As the new academic year begins to take shape and we all bed in with new classes, new students, changing topics, it’s worth spending some time thinking about classroom organization and in particular the use of seating plans. It is sometimes argued that seating plans are most useful in challenging poor behavior, allowing the teacher to identify potential issues and manage these through careful grouping and spacing. This has significant value. However what these arguments often miss are the educational benefits that come with careful organization of teaching spaces for specific activities. What follows are some possible benefits of developing your own approach to seating plans
By ability/prior attainment
This is a simple and effective way to organise your classroom. Students with broadly similar prior attainment are seated together in groups no of more than four.
- Supports progress as students discuss, develop and critique one another’s ideas, embedding reflection and peer review.
- Allows the teacher to use easily targeted questioning techniques to probe understanding.
- Supports differentiation thorough locating students of similar attainment together making the distribution of support or stretch and challenge materials or tasks far easier.
- Gives the teacher easy access to students who need additional support.
- Variation 1
- For some activities you may want to consider organising students in mixed ability groupings. In doing this it is vital to ensure a fair distribution of students, ensuring that no single group are either far too strong or require too much scaffolding and support.
- Provides opportunities for students to work with peers who they may rarely work with, promotes group cohesion.
- Allows you to assign specific roles to individuals, encouraging them to reflect on their own contribution and that of others.
- Reduces potential labeling, fosters a sense of cooperation.
- Promotes self-esteem
- Variation 2
- Sometimes we may group student by learning preference or style. CATS data can be powerful in indicating specific learning dispositions, consider seating groups according to their CATS profile which indicate their Verbal, Non-Verbal, Quantitative and Spatial Ability scores.
- Allows students to become ambassadors for a specific learning preference.
- Support differentiated resources and task setting.
- Gives students access to and experience of working with others of different strengths and weaknesses.
Even if you only organize your class in one fixed way creating a seating plan, especially with a new class or new students, allows you to clearly and simply identify those students who may require additional literacy support, differentiated materials or tasks or who regularly need stretch activities. This can ease the provision of in class differentiation, through questioning, different activities and teacher support.

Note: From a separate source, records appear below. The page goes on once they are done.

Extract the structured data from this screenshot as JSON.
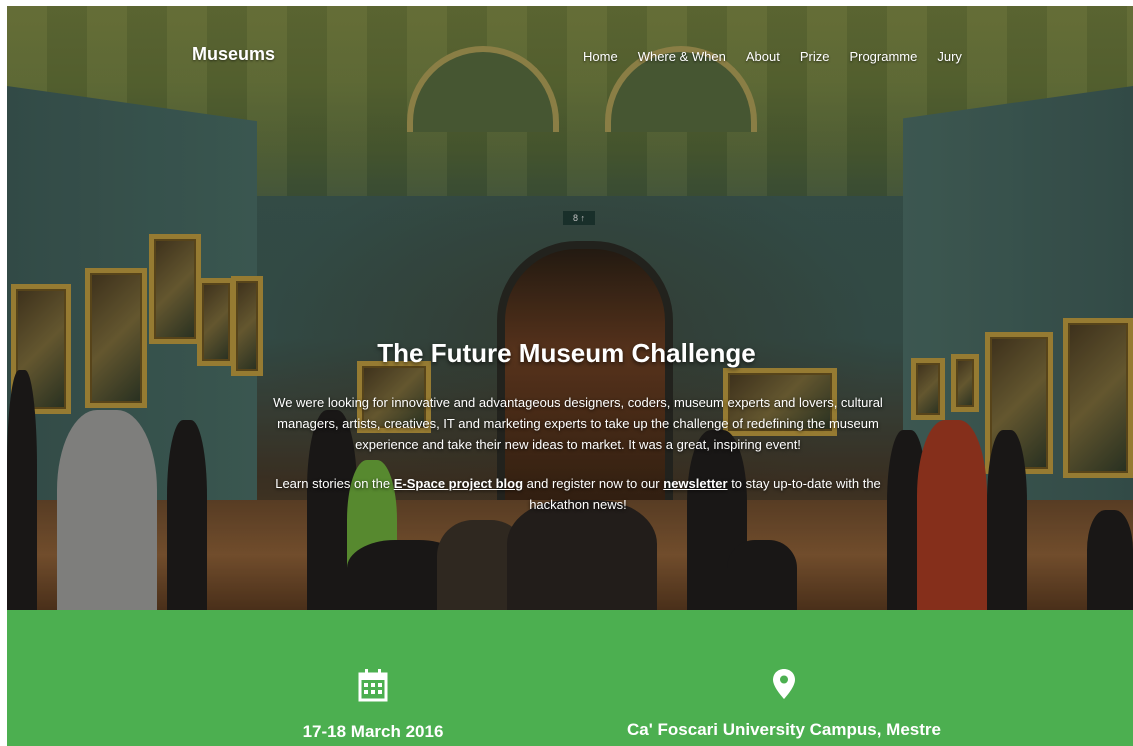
{
  "brand": "Museums",
  "nav": [
    "Home",
    "Where & When",
    "About",
    "Prize",
    "Programme",
    "Jury"
  ],
  "hero": {
    "title": "The Future Museum Challenge",
    "description": "We were looking for innovative and advantageous designers, coders, museum experts and lovers, cultural managers,  artists, creatives, IT and marketing experts to take up the challenge of redefining the museum experience and take their new ideas to market. It was a great, inspiring event!",
    "cta_prefix": "Learn stories on the ",
    "cta_link1": "E-Space project blog",
    "cta_middle": " and register now to our ",
    "cta_link2": "newsletter",
    "cta_suffix": " to stay up-to-date with the hackathon news!"
  },
  "info": {
    "date": "17-18 March 2016",
    "location": "Ca' Foscari University Campus, Mestre",
    "date_icon": "calendar-icon",
    "location_icon": "map-marker-icon"
  },
  "colors": {
    "accent_green": "#4caf50",
    "text_white": "#ffffff"
  }
}
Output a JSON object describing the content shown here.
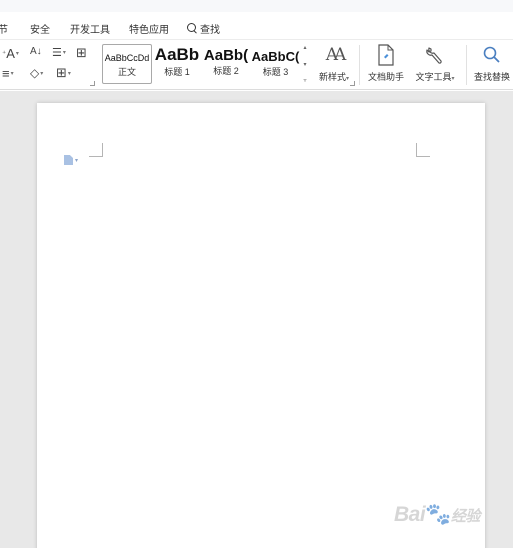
{
  "menubar": {
    "items": [
      "节",
      "安全",
      "开发工具",
      "特色应用",
      "查找"
    ]
  },
  "ribbon": {
    "small_tools": {
      "font_size_adjust": "A",
      "sort": "A↓",
      "line_spacing": "☰",
      "table_border": "⊞",
      "list": "≡",
      "shading": "◇",
      "borders": "⊞"
    },
    "styles": [
      {
        "sample": "AaBbCcDd",
        "label": "正文",
        "selected": true
      },
      {
        "sample": "AaBb",
        "label": "标题 1"
      },
      {
        "sample": "AaBb(",
        "label": "标题 2"
      },
      {
        "sample": "AaBbC(",
        "label": "标题 3"
      }
    ],
    "new_style": {
      "glyph": "AA",
      "label": "新样式"
    },
    "doc_assistant": {
      "label": "文档助手"
    },
    "text_tools": {
      "label": "文字工具"
    },
    "find_replace": {
      "label": "查找替换"
    }
  },
  "watermark": {
    "text": "Bai",
    "tail": "经验"
  },
  "colors": {
    "doc_background": "#e8e8e8",
    "page": "#ffffff",
    "accent_icon": "#a9c1e3"
  }
}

I attach a very simple seating plan template, in V1 the class is sat according to progress towards their target grade, in V2 according to learning style and roles are assigned to each. I would be keen to see other examples